* **What the exercise asks**: Down to the final line, print each entry exactly.

* **Listed entries**:
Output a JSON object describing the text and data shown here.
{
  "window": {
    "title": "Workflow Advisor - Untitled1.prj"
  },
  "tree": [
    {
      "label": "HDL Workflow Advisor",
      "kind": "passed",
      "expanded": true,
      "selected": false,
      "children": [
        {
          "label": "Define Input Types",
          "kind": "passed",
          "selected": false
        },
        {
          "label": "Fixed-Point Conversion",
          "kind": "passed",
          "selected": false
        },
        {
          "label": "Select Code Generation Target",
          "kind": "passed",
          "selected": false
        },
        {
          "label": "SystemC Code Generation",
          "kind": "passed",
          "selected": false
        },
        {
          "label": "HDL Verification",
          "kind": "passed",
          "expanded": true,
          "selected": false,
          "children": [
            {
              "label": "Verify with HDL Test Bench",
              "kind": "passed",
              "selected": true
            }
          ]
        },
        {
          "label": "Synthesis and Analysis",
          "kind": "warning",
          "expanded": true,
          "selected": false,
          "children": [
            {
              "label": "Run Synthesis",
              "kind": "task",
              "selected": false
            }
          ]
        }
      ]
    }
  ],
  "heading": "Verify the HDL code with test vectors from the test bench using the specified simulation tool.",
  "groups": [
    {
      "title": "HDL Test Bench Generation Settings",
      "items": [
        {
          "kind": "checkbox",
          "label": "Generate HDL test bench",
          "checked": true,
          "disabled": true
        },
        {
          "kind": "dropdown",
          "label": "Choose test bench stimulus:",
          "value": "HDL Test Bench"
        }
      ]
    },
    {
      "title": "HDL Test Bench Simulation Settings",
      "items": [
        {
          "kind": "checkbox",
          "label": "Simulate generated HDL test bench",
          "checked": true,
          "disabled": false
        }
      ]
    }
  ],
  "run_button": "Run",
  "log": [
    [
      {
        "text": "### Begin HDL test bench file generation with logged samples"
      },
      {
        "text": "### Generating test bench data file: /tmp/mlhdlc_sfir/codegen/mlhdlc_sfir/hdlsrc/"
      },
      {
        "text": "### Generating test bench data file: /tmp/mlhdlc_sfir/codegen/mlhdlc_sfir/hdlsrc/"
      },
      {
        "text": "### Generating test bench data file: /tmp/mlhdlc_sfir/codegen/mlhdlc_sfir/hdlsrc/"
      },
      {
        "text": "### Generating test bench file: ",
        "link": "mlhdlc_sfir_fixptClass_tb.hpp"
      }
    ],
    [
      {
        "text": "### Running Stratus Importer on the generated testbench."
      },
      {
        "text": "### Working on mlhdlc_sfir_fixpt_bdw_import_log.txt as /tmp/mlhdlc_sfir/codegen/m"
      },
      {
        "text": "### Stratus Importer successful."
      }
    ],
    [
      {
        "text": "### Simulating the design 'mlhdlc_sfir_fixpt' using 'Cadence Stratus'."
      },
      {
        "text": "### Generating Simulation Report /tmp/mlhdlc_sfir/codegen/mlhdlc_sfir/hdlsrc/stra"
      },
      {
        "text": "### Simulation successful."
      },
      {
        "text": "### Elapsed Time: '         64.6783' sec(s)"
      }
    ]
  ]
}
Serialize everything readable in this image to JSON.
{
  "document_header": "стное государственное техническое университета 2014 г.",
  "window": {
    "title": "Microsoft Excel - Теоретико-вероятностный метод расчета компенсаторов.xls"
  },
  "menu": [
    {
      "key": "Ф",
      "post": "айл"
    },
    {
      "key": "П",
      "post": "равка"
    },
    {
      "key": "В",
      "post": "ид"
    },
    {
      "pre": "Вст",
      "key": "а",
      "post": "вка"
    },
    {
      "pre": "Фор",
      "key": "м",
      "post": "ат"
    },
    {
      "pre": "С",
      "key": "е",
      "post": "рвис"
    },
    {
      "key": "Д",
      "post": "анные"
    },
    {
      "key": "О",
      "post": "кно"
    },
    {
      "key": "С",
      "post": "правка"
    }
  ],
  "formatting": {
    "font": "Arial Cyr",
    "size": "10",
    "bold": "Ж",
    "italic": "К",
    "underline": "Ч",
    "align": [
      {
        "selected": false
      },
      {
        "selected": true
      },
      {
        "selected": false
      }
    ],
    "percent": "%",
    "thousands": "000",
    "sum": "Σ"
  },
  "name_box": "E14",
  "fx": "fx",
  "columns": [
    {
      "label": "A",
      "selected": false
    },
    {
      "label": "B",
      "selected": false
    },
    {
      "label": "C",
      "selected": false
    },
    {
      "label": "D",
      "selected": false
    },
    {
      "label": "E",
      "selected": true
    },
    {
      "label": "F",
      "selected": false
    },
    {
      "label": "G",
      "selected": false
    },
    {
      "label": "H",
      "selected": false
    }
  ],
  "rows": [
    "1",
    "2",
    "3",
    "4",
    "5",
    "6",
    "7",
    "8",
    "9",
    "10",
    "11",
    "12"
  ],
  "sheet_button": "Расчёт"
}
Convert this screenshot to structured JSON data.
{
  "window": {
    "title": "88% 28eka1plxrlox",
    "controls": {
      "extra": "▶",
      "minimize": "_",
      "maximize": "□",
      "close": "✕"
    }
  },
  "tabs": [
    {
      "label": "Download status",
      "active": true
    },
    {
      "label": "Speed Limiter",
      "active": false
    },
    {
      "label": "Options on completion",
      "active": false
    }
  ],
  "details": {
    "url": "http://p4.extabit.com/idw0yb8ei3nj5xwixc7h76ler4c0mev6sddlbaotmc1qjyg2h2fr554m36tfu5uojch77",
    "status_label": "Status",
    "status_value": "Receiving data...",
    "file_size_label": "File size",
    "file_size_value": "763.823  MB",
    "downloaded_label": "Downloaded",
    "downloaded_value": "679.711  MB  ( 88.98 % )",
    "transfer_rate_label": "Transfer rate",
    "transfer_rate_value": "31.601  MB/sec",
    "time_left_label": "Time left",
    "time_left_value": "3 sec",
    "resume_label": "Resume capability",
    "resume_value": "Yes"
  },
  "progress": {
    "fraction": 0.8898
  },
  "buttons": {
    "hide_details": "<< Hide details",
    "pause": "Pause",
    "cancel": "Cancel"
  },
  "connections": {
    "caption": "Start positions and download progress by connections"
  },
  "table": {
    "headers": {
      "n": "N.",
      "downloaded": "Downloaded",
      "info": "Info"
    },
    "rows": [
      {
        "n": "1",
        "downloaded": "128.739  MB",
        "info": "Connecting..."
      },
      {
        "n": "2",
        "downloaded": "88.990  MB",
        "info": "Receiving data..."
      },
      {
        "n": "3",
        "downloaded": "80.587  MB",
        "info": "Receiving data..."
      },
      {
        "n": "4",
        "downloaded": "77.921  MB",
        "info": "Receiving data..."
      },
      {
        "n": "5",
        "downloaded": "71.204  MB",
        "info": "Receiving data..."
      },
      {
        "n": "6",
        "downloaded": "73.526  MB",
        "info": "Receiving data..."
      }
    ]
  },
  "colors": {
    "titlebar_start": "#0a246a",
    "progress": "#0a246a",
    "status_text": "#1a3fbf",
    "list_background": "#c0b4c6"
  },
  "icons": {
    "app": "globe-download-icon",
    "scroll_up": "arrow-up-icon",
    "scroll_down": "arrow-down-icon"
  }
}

* **Result for this task**:
Output a JSON object describing the text and data shown here.
{
  "window": {
    "title": "Workflow Advisor - Untitled1.prj"
  },
  "tree": [
    {
      "label": "HDL Workflow Advisor",
      "kind": "passed",
      "expanded": true,
      "selected": false,
      "children": [
        {
          "label": "Define Input Types",
          "kind": "passed",
          "selected": false
        },
        {
          "label": "Fixed-Point Conversion",
          "kind": "passed",
          "selected": false
        },
        {
          "label": "Select Code Generation Target",
          "kind": "passed",
          "selected": false
        },
        {
          "label": "SystemC Code Generation",
          "kind": "passed",
          "selected": false
        },
        {
          "label": "HDL Verification",
          "kind": "passed",
          "expanded": true,
          "selected": false,
          "children": [
            {
              "label": "Verify with HDL Test Bench",
              "kind": "passed",
              "selected": true
            }
          ]
        },
        {
          "label": "Synthesis and Analysis",
          "kind": "warning",
          "expanded": true,
          "selected": false,
          "children": [
            {
              "label": "Run Synthesis",
              "kind": "task",
              "selected": false
            }
          ]
        }
      ]
    }
  ],
  "heading": "Verify the HDL code with test vectors from the test bench using the specified simulation tool.",
  "groups": [
    {
      "title": "HDL Test Bench Generation Settings",
      "items": [
        {
          "kind": "checkbox",
          "label": "Generate HDL test bench",
          "checked": true,
          "disabled": true
        },
        {
          "kind": "dropdown",
          "label": "Choose test bench stimulus:",
          "value": "HDL Test Bench"
        }
      ]
    },
    {
      "title": "HDL Test Bench Simulation Settings",
      "items": [
        {
          "kind": "checkbox",
          "label": "Simulate generated HDL test bench",
          "checked": true,
          "disabled": false
        }
      ]
    }
  ],
  "run_button": "Run",
  "log": [
    [
      {
        "text": "### Begin HDL test bench file generation with logged samples"
      },
      {
        "text": "### Generating test bench data file: /tmp/mlhdlc_sfir/codegen/mlhdlc_sfir/hdlsrc/"
      },
      {
        "text": "### Generating test bench data file: /tmp/mlhdlc_sfir/codegen/mlhdlc_sfir/hdlsrc/"
      },
      {
        "text": "### Generating test bench data file: /tmp/mlhdlc_sfir/codegen/mlhdlc_sfir/hdlsrc/"
      },
      {
        "text": "### Generating test bench file: ",
        "link": "mlhdlc_sfir_fixptClass_tb.hpp"
      }
    ],
    [
      {
        "text": "### Running Stratus Importer on the generated testbench."
      },
      {
        "text": "### Working on mlhdlc_sfir_fixpt_bdw_import_log.txt as /tmp/mlhdlc_sfir/codegen/m"
      },
      {
        "text": "### Stratus Importer successful."
      }
    ],
    [
      {
        "text": "### Simulating the design 'mlhdlc_sfir_fixpt' using 'Cadence Stratus'."
      },
      {
        "text": "### Generating Simulation Report /tmp/mlhdlc_sfir/codegen/mlhdlc_sfir/hdlsrc/stra"
      },
      {
        "text": "### Simulation successful."
      },
      {
        "text": "### Elapsed Time: '         64.6783' sec(s)"
      }
    ]
  ]
}
Serialize everything readable in this image to JSON.
{
  "document_header": "стное государственное техническое университета 2014 г.",
  "window": {
    "title": "Microsoft Excel - Теоретико-вероятностный метод расчета компенсаторов.xls"
  },
  "menu": [
    {
      "key": "Ф",
      "post": "айл"
    },
    {
      "key": "П",
      "post": "равка"
    },
    {
      "key": "В",
      "post": "ид"
    },
    {
      "pre": "Вст",
      "key": "а",
      "post": "вка"
    },
    {
      "pre": "Фор",
      "key": "м",
      "post": "ат"
    },
    {
      "pre": "С",
      "key": "е",
      "post": "рвис"
    },
    {
      "key": "Д",
      "post": "анные"
    },
    {
      "key": "О",
      "post": "кно"
    },
    {
      "key": "С",
      "post": "правка"
    }
  ],
  "formatting": {
    "font": "Arial Cyr",
    "size": "10",
    "bold": "Ж",
    "italic": "К",
    "underline": "Ч",
    "align": [
      {
        "selected": false
      },
      {
        "selected": true
      },
      {
        "selected": false
      }
    ],
    "percent": "%",
    "thousands": "000",
    "sum": "Σ"
  },
  "name_box": "E14",
  "fx": "fx",
  "columns": [
    {
      "label": "A",
      "selected": false
    },
    {
      "label": "B",
      "selected": false
    },
    {
      "label": "C",
      "selected": false
    },
    {
      "label": "D",
      "selected": false
    },
    {
      "label": "E",
      "selected": true
    },
    {
      "label": "F",
      "selected": false
    },
    {
      "label": "G",
      "selected": false
    },
    {
      "label": "H",
      "selected": false
    }
  ],
  "rows": [
    "1",
    "2",
    "3",
    "4",
    "5",
    "6",
    "7",
    "8",
    "9",
    "10",
    "11",
    "12"
  ],
  "sheet_button": "Расчёт"
}
Convert this screenshot to structured JSON data.
{
  "window": {
    "title": "88% 28eka1plxrlox",
    "controls": {
      "extra": "▶",
      "minimize": "_",
      "maximize": "□",
      "close": "✕"
    }
  },
  "tabs": [
    {
      "label": "Download status",
      "active": true
    },
    {
      "label": "Speed Limiter",
      "active": false
    },
    {
      "label": "Options on completion",
      "active": false
    }
  ],
  "details": {
    "url": "http://p4.extabit.com/idw0yb8ei3nj5xwixc7h76ler4c0mev6sddlbaotmc1qjyg2h2fr554m36tfu5uojch77",
    "status_label": "Status",
    "status_value": "Receiving data...",
    "file_size_label": "File size",
    "file_size_value": "763.823  MB",
    "downloaded_label": "Downloaded",
    "downloaded_value": "679.711  MB  ( 88.98 % )",
    "transfer_rate_label": "Transfer rate",
    "transfer_rate_value": "31.601  MB/sec",
    "time_left_label": "Time left",
    "time_left_value": "3 sec",
    "resume_label": "Resume capability",
    "resume_value": "Yes"
  },
  "progress": {
    "fraction": 0.8898
  },
  "buttons": {
    "hide_details": "<< Hide details",
    "pause": "Pause",
    "cancel": "Cancel"
  },
  "connections": {
    "caption": "Start positions and download progress by connections"
  },
  "table": {
    "headers": {
      "n": "N.",
      "downloaded": "Downloaded",
      "info": "Info"
    },
    "rows": [
      {
        "n": "1",
        "downloaded": "128.739  MB",
        "info": "Connecting..."
      },
      {
        "n": "2",
        "downloaded": "88.990  MB",
        "info": "Receiving data..."
      },
      {
        "n": "3",
        "downloaded": "80.587  MB",
        "info": "Receiving data..."
      },
      {
        "n": "4",
        "downloaded": "77.921  MB",
        "info": "Receiving data..."
      },
      {
        "n": "5",
        "downloaded": "71.204  MB",
        "info": "Receiving data..."
      },
      {
        "n": "6",
        "downloaded": "73.526  MB",
        "info": "Receiving data..."
      }
    ]
  },
  "colors": {
    "titlebar_start": "#0a246a",
    "progress": "#0a246a",
    "status_text": "#1a3fbf",
    "list_background": "#c0b4c6"
  },
  "icons": {
    "app": "globe-download-icon",
    "scroll_up": "arrow-up-icon",
    "scroll_down": "arrow-down-icon"
  }
}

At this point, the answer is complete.